Tsakos Energy Navigation Limited (NYSE:TNP) is a small-cap stock with a market capitalization of US$294.65m. While investors primarily focus on the growth potential and competitive landscape of the small-cap companies, they end up ignoring a key aspect, which could be the biggest threat to its existence: its financial health. Why is it important? Oil and Gas companies, especially ones that are currently loss-making, are inclined towards being higher risk. Assessing first and foremost the financial health is vital. Here are a few basic checks that are good enough to have a broad overview of the company’s financial strength. However, I know these factors are very high-level, so I’d encourage you to dig deeper yourself into TNP here.
How does TNP’s operating cash flow stack up against its debt?
Over the past year, TNP has reduced its debt from US$1.81b to US$1.71b – this includes both the current and long-term debt. With this debt repayment, the current cash and short-term investment levels stands at US$158.25m , ready to deploy into the business. On top of this, TNP has generated US$140.96m in operating cash flow in the last twelve months, leading to an operating cash to total debt ratio of 8.22%, signalling that TNP’s current level of operating cash is not high enough to cover debt. This ratio can also be interpreted as a measure of efficiency for loss making companies as traditional metrics such as return on asset (ROA) requires positive earnings. In TNP’s case, it is able to generate 0.082x cash from its debt capital.
Does TNP’s liquid assets cover its short-term commitments?
At the current liabilities level of US$424.28m liabilities, it appears that the company has not maintained a sufficient level of current assets to meet its obligations, with the current ratio last standing at 0.65x, which is below the prudent industry ratio of 3x.
Can TNP service its debt comfortably?TNP is a highly-leveraged company with debt exceeding equity by over 100%. This is not unusual for small-caps as debt tends to be a cheaper and faster source of funding for some businesses. However, since TNP is currently loss-making, there’s a question of sustainability of its current operations. Maintaining a high level of debt, while revenues are still below costs, can be dangerous as liquidity tends to dry up in unexpected downturns.

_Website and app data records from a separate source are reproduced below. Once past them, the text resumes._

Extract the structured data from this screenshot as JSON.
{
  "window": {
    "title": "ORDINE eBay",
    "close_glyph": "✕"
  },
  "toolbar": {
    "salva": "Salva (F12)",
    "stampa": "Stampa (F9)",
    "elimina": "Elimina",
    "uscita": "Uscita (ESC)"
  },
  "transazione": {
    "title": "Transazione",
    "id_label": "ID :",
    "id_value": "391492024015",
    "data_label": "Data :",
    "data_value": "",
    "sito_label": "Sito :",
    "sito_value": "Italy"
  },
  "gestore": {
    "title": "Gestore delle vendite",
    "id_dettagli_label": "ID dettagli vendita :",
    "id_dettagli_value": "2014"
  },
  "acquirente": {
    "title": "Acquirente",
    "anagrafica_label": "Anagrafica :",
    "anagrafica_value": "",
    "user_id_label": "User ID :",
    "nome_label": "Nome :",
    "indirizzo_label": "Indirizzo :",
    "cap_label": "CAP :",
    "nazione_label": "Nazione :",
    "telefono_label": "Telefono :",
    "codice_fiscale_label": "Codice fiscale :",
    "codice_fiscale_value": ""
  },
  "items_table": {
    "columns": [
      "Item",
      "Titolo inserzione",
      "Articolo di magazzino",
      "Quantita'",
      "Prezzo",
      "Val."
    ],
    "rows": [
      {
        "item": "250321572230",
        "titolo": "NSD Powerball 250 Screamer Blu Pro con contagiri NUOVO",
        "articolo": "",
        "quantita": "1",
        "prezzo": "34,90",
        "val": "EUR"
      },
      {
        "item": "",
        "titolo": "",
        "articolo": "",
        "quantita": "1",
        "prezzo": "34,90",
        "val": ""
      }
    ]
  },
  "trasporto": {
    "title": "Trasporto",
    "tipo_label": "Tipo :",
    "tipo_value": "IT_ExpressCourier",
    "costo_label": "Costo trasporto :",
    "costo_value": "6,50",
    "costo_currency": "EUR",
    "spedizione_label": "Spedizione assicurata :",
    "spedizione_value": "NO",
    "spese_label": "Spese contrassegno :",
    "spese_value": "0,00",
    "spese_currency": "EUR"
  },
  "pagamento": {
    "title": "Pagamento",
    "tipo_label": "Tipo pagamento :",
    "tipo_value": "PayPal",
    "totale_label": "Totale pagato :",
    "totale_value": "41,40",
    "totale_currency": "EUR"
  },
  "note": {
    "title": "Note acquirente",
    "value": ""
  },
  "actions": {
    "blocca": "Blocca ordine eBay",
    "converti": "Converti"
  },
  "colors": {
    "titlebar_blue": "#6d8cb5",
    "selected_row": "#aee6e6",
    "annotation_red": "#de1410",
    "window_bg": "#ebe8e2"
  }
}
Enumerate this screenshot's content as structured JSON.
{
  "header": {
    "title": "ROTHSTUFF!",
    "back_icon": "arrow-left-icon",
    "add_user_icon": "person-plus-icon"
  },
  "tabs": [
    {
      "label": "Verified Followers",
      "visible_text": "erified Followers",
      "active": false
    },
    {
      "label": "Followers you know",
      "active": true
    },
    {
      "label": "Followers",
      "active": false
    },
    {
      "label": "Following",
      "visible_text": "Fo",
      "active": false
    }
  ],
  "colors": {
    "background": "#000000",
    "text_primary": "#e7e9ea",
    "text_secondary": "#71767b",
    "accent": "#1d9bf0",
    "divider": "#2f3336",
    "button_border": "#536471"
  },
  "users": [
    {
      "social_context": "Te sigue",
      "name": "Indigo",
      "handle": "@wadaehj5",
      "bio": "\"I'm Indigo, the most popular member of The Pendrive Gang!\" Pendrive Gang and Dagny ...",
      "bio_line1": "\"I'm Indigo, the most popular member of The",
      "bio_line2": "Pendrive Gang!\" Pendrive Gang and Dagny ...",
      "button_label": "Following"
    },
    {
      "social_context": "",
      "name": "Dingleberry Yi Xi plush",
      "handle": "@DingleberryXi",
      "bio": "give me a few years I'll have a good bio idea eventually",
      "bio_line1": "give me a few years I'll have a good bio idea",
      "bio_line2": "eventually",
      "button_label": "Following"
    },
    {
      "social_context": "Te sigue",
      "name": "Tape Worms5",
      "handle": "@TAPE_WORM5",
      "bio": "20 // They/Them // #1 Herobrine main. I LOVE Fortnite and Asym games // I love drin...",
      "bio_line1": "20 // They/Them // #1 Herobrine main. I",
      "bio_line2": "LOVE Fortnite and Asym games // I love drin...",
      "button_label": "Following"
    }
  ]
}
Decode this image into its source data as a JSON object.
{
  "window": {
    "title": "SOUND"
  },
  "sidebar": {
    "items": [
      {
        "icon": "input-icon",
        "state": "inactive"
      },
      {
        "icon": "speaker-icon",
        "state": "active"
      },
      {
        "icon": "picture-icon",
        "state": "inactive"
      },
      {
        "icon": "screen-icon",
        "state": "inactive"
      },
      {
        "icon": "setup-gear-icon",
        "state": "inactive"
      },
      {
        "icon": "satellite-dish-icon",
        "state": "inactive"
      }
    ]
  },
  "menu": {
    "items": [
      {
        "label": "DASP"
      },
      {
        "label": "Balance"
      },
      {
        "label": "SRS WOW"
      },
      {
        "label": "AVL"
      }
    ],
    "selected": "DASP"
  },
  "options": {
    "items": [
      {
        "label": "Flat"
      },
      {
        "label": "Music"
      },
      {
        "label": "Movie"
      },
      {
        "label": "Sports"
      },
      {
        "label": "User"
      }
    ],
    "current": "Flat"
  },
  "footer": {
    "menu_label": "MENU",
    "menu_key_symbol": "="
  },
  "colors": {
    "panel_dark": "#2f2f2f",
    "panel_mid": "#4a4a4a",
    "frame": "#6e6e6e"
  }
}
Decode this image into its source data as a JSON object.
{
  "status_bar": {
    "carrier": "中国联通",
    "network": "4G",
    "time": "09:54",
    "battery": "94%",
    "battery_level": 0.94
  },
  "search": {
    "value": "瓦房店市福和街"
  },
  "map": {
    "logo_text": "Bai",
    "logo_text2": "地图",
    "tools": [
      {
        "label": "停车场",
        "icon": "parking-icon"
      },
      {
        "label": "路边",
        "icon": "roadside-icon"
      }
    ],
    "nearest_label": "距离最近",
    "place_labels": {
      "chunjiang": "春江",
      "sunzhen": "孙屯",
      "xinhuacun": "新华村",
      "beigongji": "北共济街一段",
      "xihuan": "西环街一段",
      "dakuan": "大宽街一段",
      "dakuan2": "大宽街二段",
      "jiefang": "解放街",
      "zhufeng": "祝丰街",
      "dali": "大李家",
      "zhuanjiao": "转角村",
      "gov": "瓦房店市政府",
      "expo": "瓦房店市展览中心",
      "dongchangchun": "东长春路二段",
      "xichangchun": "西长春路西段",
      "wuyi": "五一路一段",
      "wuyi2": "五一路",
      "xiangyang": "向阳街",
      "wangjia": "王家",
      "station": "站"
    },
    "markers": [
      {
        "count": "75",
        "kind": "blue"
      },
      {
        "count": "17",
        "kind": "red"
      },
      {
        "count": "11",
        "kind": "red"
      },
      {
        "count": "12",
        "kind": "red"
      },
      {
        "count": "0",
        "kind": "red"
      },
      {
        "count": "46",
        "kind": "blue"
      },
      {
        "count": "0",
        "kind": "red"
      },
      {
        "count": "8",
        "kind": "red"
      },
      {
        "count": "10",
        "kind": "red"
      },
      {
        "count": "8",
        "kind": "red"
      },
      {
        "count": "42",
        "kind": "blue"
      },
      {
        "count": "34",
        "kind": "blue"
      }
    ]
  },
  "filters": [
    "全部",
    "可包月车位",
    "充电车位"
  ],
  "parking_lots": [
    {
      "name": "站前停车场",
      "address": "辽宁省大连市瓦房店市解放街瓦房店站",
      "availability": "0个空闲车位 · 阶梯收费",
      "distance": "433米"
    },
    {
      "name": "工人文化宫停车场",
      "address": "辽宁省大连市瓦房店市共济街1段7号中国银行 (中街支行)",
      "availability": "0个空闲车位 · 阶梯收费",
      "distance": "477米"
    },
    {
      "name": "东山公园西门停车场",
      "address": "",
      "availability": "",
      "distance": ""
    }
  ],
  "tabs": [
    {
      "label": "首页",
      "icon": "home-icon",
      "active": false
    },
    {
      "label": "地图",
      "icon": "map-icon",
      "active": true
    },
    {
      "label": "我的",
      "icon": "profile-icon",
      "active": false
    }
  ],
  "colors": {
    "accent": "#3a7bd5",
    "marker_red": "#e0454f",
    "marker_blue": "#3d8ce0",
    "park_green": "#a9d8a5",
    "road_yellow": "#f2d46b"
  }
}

With a high level of debt on its balance sheet, TNP could still be in a financially strong position if its cash flow also stacked up. However, this isn’t the case, and there’s room for TNP to increase its operational efficiency. In addition to this, its low liquidity raises concerns over whether current asset management practices are properly implemented for the small-cap. I admit this is a fairly basic analysis for TNP’s financial health. Other important fundamentals need to be considered alongside. I suggest you continue to research Tsakos Energy Navigation to get a better picture of the stock by looking at:
- Future Outlook: What are well-informed industry analysts predicting for TNP’s future growth? Take a look at our free research report of analyst consensus for TNP’s outlook.
- Valuation: What is TNP worth today? Is the stock undervalued, even when its growth outlook is factored into its intrinsic value? The intrinsic value infographic in our free research report helps visualize whether TNP is currently mispriced by the market.
- Other High-Performing Stocks: Are there other stocks that provide better prospects with proven track records? Explore our free list of these great stocks here.
To help readers see pass the short term volatility of the financial market, we aim to bring you a long-term focused research analysis purely driven by fundamental data. Note that our analysis does not factor in the latest price sensitive company announcements.
The author is an independent contributor and at the time of publication had no position in the stocks mentioned. For errors that warrant correction please contact the editor at firstname.lastname@example.org.